• _DATA SHOWN_
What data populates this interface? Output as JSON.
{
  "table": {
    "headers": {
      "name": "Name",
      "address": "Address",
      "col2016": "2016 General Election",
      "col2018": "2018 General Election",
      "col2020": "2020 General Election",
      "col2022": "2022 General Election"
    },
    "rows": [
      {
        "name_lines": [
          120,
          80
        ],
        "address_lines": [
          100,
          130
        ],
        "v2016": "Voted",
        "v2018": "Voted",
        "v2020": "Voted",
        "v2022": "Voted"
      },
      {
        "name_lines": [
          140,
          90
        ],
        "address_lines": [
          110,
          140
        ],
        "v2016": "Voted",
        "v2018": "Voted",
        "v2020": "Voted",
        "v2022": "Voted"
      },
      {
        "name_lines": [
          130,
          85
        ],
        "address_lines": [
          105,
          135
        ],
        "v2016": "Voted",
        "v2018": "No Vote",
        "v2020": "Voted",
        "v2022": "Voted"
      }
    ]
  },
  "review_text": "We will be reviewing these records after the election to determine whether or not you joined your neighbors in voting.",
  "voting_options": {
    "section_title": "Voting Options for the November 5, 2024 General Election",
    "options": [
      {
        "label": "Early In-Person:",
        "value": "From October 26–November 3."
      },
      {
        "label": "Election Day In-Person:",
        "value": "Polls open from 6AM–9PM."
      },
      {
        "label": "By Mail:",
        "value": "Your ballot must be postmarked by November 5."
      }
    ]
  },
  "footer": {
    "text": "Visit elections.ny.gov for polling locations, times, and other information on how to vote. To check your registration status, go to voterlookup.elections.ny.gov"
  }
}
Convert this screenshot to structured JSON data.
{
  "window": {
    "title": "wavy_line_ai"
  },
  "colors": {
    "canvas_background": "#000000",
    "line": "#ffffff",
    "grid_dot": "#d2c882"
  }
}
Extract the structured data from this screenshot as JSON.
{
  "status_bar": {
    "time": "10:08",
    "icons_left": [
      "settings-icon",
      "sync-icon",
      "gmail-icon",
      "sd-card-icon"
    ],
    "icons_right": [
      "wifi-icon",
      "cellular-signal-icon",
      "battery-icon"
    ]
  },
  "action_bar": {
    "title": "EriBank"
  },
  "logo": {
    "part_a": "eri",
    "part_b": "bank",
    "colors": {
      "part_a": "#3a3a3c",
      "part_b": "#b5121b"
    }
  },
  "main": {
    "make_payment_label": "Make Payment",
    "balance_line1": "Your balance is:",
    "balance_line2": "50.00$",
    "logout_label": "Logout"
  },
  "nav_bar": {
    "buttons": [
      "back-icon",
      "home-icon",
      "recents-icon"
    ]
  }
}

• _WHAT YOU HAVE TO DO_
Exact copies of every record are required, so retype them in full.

• _ANSWER TO THE PROBLEM_
What data populates this interface? Output as JSON.
{
  "table": {
    "headers": {
      "name": "Name",
      "address": "Address",
      "col2016": "2016 General Election",
      "col2018": "2018 General Election",
      "col2020": "2020 General Election",
      "col2022": "2022 General Election"
    },
    "rows": [
      {
        "name_lines": [
          120,
          80
        ],
        "address_lines": [
          100,
          130
        ],
        "v2016": "Voted",
        "v2018": "Voted",
        "v2020": "Voted",
        "v2022": "Voted"
      },
      {
        "name_lines": [
          140,
          90
        ],
        "address_lines": [
          110,
          140
        ],
        "v2016": "Voted",
        "v2018": "Voted",
        "v2020": "Voted",
        "v2022": "Voted"
      },
      {
        "name_lines": [
          130,
          85
        ],
        "address_lines": [
          105,
          135
        ],
        "v2016": "Voted",
        "v2018": "No Vote",
        "v2020": "Voted",
        "v2022": "Voted"
      }
    ]
  },
  "review_text": "We will be reviewing these records after the election to determine whether or not you joined your neighbors in voting.",
  "voting_options": {
    "section_title": "Voting Options for the November 5, 2024 General Election",
    "options": [
      {
        "label": "Early In-Person:",
        "value": "From October 26–November 3."
      },
      {
        "label": "Election Day In-Person:",
        "value": "Polls open from 6AM–9PM."
      },
      {
        "label": "By Mail:",
        "value": "Your ballot must be postmarked by November 5."
      }
    ]
  },
  "footer": {
    "text": "Visit elections.ny.gov for polling locations, times, and other information on how to vote. To check your registration status, go to voterlookup.elections.ny.gov"
  }
}
Convert this screenshot to structured JSON data.
{
  "window": {
    "title": "wavy_line_ai"
  },
  "colors": {
    "canvas_background": "#000000",
    "line": "#ffffff",
    "grid_dot": "#d2c882"
  }
}
Extract the structured data from this screenshot as JSON.
{
  "status_bar": {
    "time": "10:08",
    "icons_left": [
      "settings-icon",
      "sync-icon",
      "gmail-icon",
      "sd-card-icon"
    ],
    "icons_right": [
      "wifi-icon",
      "cellular-signal-icon",
      "battery-icon"
    ]
  },
  "action_bar": {
    "title": "EriBank"
  },
  "logo": {
    "part_a": "eri",
    "part_b": "bank",
    "colors": {
      "part_a": "#3a3a3c",
      "part_b": "#b5121b"
    }
  },
  "main": {
    "make_payment_label": "Make Payment",
    "balance_line1": "Your balance is:",
    "balance_line2": "50.00$",
    "logout_label": "Logout"
  },
  "nav_bar": {
    "buttons": [
      "back-icon",
      "home-icon",
      "recents-icon"
    ]
  }
}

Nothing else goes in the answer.